Top of Data extract

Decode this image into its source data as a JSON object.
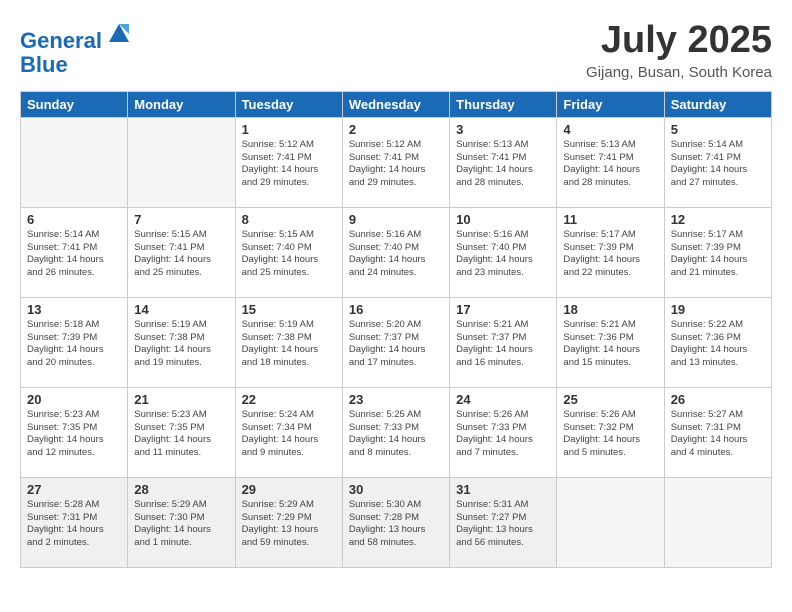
{
  "header": {
    "logo_line1": "General",
    "logo_line2": "Blue",
    "month": "July 2025",
    "location": "Gijang, Busan, South Korea"
  },
  "weekdays": [
    "Sunday",
    "Monday",
    "Tuesday",
    "Wednesday",
    "Thursday",
    "Friday",
    "Saturday"
  ],
  "weeks": [
    [
      {
        "day": "",
        "empty": true
      },
      {
        "day": "",
        "empty": true
      },
      {
        "day": "1",
        "sunrise": "Sunrise: 5:12 AM",
        "sunset": "Sunset: 7:41 PM",
        "daylight": "Daylight: 14 hours and 29 minutes."
      },
      {
        "day": "2",
        "sunrise": "Sunrise: 5:12 AM",
        "sunset": "Sunset: 7:41 PM",
        "daylight": "Daylight: 14 hours and 29 minutes."
      },
      {
        "day": "3",
        "sunrise": "Sunrise: 5:13 AM",
        "sunset": "Sunset: 7:41 PM",
        "daylight": "Daylight: 14 hours and 28 minutes."
      },
      {
        "day": "4",
        "sunrise": "Sunrise: 5:13 AM",
        "sunset": "Sunset: 7:41 PM",
        "daylight": "Daylight: 14 hours and 28 minutes."
      },
      {
        "day": "5",
        "sunrise": "Sunrise: 5:14 AM",
        "sunset": "Sunset: 7:41 PM",
        "daylight": "Daylight: 14 hours and 27 minutes."
      }
    ],
    [
      {
        "day": "6",
        "sunrise": "Sunrise: 5:14 AM",
        "sunset": "Sunset: 7:41 PM",
        "daylight": "Daylight: 14 hours and 26 minutes."
      },
      {
        "day": "7",
        "sunrise": "Sunrise: 5:15 AM",
        "sunset": "Sunset: 7:41 PM",
        "daylight": "Daylight: 14 hours and 25 minutes."
      },
      {
        "day": "8",
        "sunrise": "Sunrise: 5:15 AM",
        "sunset": "Sunset: 7:40 PM",
        "daylight": "Daylight: 14 hours and 25 minutes."
      },
      {
        "day": "9",
        "sunrise": "Sunrise: 5:16 AM",
        "sunset": "Sunset: 7:40 PM",
        "daylight": "Daylight: 14 hours and 24 minutes."
      },
      {
        "day": "10",
        "sunrise": "Sunrise: 5:16 AM",
        "sunset": "Sunset: 7:40 PM",
        "daylight": "Daylight: 14 hours and 23 minutes."
      },
      {
        "day": "11",
        "sunrise": "Sunrise: 5:17 AM",
        "sunset": "Sunset: 7:39 PM",
        "daylight": "Daylight: 14 hours and 22 minutes."
      },
      {
        "day": "12",
        "sunrise": "Sunrise: 5:17 AM",
        "sunset": "Sunset: 7:39 PM",
        "daylight": "Daylight: 14 hours and 21 minutes."
      }
    ],
    [
      {
        "day": "13",
        "sunrise": "Sunrise: 5:18 AM",
        "sunset": "Sunset: 7:39 PM",
        "daylight": "Daylight: 14 hours and 20 minutes."
      },
      {
        "day": "14",
        "sunrise": "Sunrise: 5:19 AM",
        "sunset": "Sunset: 7:38 PM",
        "daylight": "Daylight: 14 hours and 19 minutes."
      },
      {
        "day": "15",
        "sunrise": "Sunrise: 5:19 AM",
        "sunset": "Sunset: 7:38 PM",
        "daylight": "Daylight: 14 hours and 18 minutes."
      },
      {
        "day": "16",
        "sunrise": "Sunrise: 5:20 AM",
        "sunset": "Sunset: 7:37 PM",
        "daylight": "Daylight: 14 hours and 17 minutes."
      },
      {
        "day": "17",
        "sunrise": "Sunrise: 5:21 AM",
        "sunset": "Sunset: 7:37 PM",
        "daylight": "Daylight: 14 hours and 16 minutes."
      },
      {
        "day": "18",
        "sunrise": "Sunrise: 5:21 AM",
        "sunset": "Sunset: 7:36 PM",
        "daylight": "Daylight: 14 hours and 15 minutes."
      },
      {
        "day": "19",
        "sunrise": "Sunrise: 5:22 AM",
        "sunset": "Sunset: 7:36 PM",
        "daylight": "Daylight: 14 hours and 13 minutes."
      }
    ],
    [
      {
        "day": "20",
        "sunrise": "Sunrise: 5:23 AM",
        "sunset": "Sunset: 7:35 PM",
        "daylight": "Daylight: 14 hours and 12 minutes."
      },
      {
        "day": "21",
        "sunrise": "Sunrise: 5:23 AM",
        "sunset": "Sunset: 7:35 PM",
        "daylight": "Daylight: 14 hours and 11 minutes."
      },
      {
        "day": "22",
        "sunrise": "Sunrise: 5:24 AM",
        "sunset": "Sunset: 7:34 PM",
        "daylight": "Daylight: 14 hours and 9 minutes."
      },
      {
        "day": "23",
        "sunrise": "Sunrise: 5:25 AM",
        "sunset": "Sunset: 7:33 PM",
        "daylight": "Daylight: 14 hours and 8 minutes."
      },
      {
        "day": "24",
        "sunrise": "Sunrise: 5:26 AM",
        "sunset": "Sunset: 7:33 PM",
        "daylight": "Daylight: 14 hours and 7 minutes."
      },
      {
        "day": "25",
        "sunrise": "Sunrise: 5:26 AM",
        "sunset": "Sunset: 7:32 PM",
        "daylight": "Daylight: 14 hours and 5 minutes."
      },
      {
        "day": "26",
        "sunrise": "Sunrise: 5:27 AM",
        "sunset": "Sunset: 7:31 PM",
        "daylight": "Daylight: 14 hours and 4 minutes."
      }
    ],
    [
      {
        "day": "27",
        "sunrise": "Sunrise: 5:28 AM",
        "sunset": "Sunset: 7:31 PM",
        "daylight": "Daylight: 14 hours and 2 minutes.",
        "last": true
      },
      {
        "day": "28",
        "sunrise": "Sunrise: 5:29 AM",
        "sunset": "Sunset: 7:30 PM",
        "daylight": "Daylight: 14 hours and 1 minute.",
        "last": true
      },
      {
        "day": "29",
        "sunrise": "Sunrise: 5:29 AM",
        "sunset": "Sunset: 7:29 PM",
        "daylight": "Daylight: 13 hours and 59 minutes.",
        "last": true
      },
      {
        "day": "30",
        "sunrise": "Sunrise: 5:30 AM",
        "sunset": "Sunset: 7:28 PM",
        "daylight": "Daylight: 13 hours and 58 minutes.",
        "last": true
      },
      {
        "day": "31",
        "sunrise": "Sunrise: 5:31 AM",
        "sunset": "Sunset: 7:27 PM",
        "daylight": "Daylight: 13 hours and 56 minutes.",
        "last": true
      },
      {
        "day": "",
        "empty": true,
        "last": true
      },
      {
        "day": "",
        "empty": true,
        "last": true
      }
    ]
  ]
}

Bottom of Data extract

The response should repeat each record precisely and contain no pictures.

Decode this image into its source data as a JSON object.
{
  "header": {
    "logo_line1": "General",
    "logo_line2": "Blue",
    "month": "July 2025",
    "location": "Gijang, Busan, South Korea"
  },
  "weekdays": [
    "Sunday",
    "Monday",
    "Tuesday",
    "Wednesday",
    "Thursday",
    "Friday",
    "Saturday"
  ],
  "weeks": [
    [
      {
        "day": "",
        "empty": true
      },
      {
        "day": "",
        "empty": true
      },
      {
        "day": "1",
        "sunrise": "Sunrise: 5:12 AM",
        "sunset": "Sunset: 7:41 PM",
        "daylight": "Daylight: 14 hours and 29 minutes."
      },
      {
        "day": "2",
        "sunrise": "Sunrise: 5:12 AM",
        "sunset": "Sunset: 7:41 PM",
        "daylight": "Daylight: 14 hours and 29 minutes."
      },
      {
        "day": "3",
        "sunrise": "Sunrise: 5:13 AM",
        "sunset": "Sunset: 7:41 PM",
        "daylight": "Daylight: 14 hours and 28 minutes."
      },
      {
        "day": "4",
        "sunrise": "Sunrise: 5:13 AM",
        "sunset": "Sunset: 7:41 PM",
        "daylight": "Daylight: 14 hours and 28 minutes."
      },
      {
        "day": "5",
        "sunrise": "Sunrise: 5:14 AM",
        "sunset": "Sunset: 7:41 PM",
        "daylight": "Daylight: 14 hours and 27 minutes."
      }
    ],
    [
      {
        "day": "6",
        "sunrise": "Sunrise: 5:14 AM",
        "sunset": "Sunset: 7:41 PM",
        "daylight": "Daylight: 14 hours and 26 minutes."
      },
      {
        "day": "7",
        "sunrise": "Sunrise: 5:15 AM",
        "sunset": "Sunset: 7:41 PM",
        "daylight": "Daylight: 14 hours and 25 minutes."
      },
      {
        "day": "8",
        "sunrise": "Sunrise: 5:15 AM",
        "sunset": "Sunset: 7:40 PM",
        "daylight": "Daylight: 14 hours and 25 minutes."
      },
      {
        "day": "9",
        "sunrise": "Sunrise: 5:16 AM",
        "sunset": "Sunset: 7:40 PM",
        "daylight": "Daylight: 14 hours and 24 minutes."
      },
      {
        "day": "10",
        "sunrise": "Sunrise: 5:16 AM",
        "sunset": "Sunset: 7:40 PM",
        "daylight": "Daylight: 14 hours and 23 minutes."
      },
      {
        "day": "11",
        "sunrise": "Sunrise: 5:17 AM",
        "sunset": "Sunset: 7:39 PM",
        "daylight": "Daylight: 14 hours and 22 minutes."
      },
      {
        "day": "12",
        "sunrise": "Sunrise: 5:17 AM",
        "sunset": "Sunset: 7:39 PM",
        "daylight": "Daylight: 14 hours and 21 minutes."
      }
    ],
    [
      {
        "day": "13",
        "sunrise": "Sunrise: 5:18 AM",
        "sunset": "Sunset: 7:39 PM",
        "daylight": "Daylight: 14 hours and 20 minutes."
      },
      {
        "day": "14",
        "sunrise": "Sunrise: 5:19 AM",
        "sunset": "Sunset: 7:38 PM",
        "daylight": "Daylight: 14 hours and 19 minutes."
      },
      {
        "day": "15",
        "sunrise": "Sunrise: 5:19 AM",
        "sunset": "Sunset: 7:38 PM",
        "daylight": "Daylight: 14 hours and 18 minutes."
      },
      {
        "day": "16",
        "sunrise": "Sunrise: 5:20 AM",
        "sunset": "Sunset: 7:37 PM",
        "daylight": "Daylight: 14 hours and 17 minutes."
      },
      {
        "day": "17",
        "sunrise": "Sunrise: 5:21 AM",
        "sunset": "Sunset: 7:37 PM",
        "daylight": "Daylight: 14 hours and 16 minutes."
      },
      {
        "day": "18",
        "sunrise": "Sunrise: 5:21 AM",
        "sunset": "Sunset: 7:36 PM",
        "daylight": "Daylight: 14 hours and 15 minutes."
      },
      {
        "day": "19",
        "sunrise": "Sunrise: 5:22 AM",
        "sunset": "Sunset: 7:36 PM",
        "daylight": "Daylight: 14 hours and 13 minutes."
      }
    ],
    [
      {
        "day": "20",
        "sunrise": "Sunrise: 5:23 AM",
        "sunset": "Sunset: 7:35 PM",
        "daylight": "Daylight: 14 hours and 12 minutes."
      },
      {
        "day": "21",
        "sunrise": "Sunrise: 5:23 AM",
        "sunset": "Sunset: 7:35 PM",
        "daylight": "Daylight: 14 hours and 11 minutes."
      },
      {
        "day": "22",
        "sunrise": "Sunrise: 5:24 AM",
        "sunset": "Sunset: 7:34 PM",
        "daylight": "Daylight: 14 hours and 9 minutes."
      },
      {
        "day": "23",
        "sunrise": "Sunrise: 5:25 AM",
        "sunset": "Sunset: 7:33 PM",
        "daylight": "Daylight: 14 hours and 8 minutes."
      },
      {
        "day": "24",
        "sunrise": "Sunrise: 5:26 AM",
        "sunset": "Sunset: 7:33 PM",
        "daylight": "Daylight: 14 hours and 7 minutes."
      },
      {
        "day": "25",
        "sunrise": "Sunrise: 5:26 AM",
        "sunset": "Sunset: 7:32 PM",
        "daylight": "Daylight: 14 hours and 5 minutes."
      },
      {
        "day": "26",
        "sunrise": "Sunrise: 5:27 AM",
        "sunset": "Sunset: 7:31 PM",
        "daylight": "Daylight: 14 hours and 4 minutes."
      }
    ],
    [
      {
        "day": "27",
        "sunrise": "Sunrise: 5:28 AM",
        "sunset": "Sunset: 7:31 PM",
        "daylight": "Daylight: 14 hours and 2 minutes.",
        "last": true
      },
      {
        "day": "28",
        "sunrise": "Sunrise: 5:29 AM",
        "sunset": "Sunset: 7:30 PM",
        "daylight": "Daylight: 14 hours and 1 minute.",
        "last": true
      },
      {
        "day": "29",
        "sunrise": "Sunrise: 5:29 AM",
        "sunset": "Sunset: 7:29 PM",
        "daylight": "Daylight: 13 hours and 59 minutes.",
        "last": true
      },
      {
        "day": "30",
        "sunrise": "Sunrise: 5:30 AM",
        "sunset": "Sunset: 7:28 PM",
        "daylight": "Daylight: 13 hours and 58 minutes.",
        "last": true
      },
      {
        "day": "31",
        "sunrise": "Sunrise: 5:31 AM",
        "sunset": "Sunset: 7:27 PM",
        "daylight": "Daylight: 13 hours and 56 minutes.",
        "last": true
      },
      {
        "day": "",
        "empty": true,
        "last": true
      },
      {
        "day": "",
        "empty": true,
        "last": true
      }
    ]
  ]
}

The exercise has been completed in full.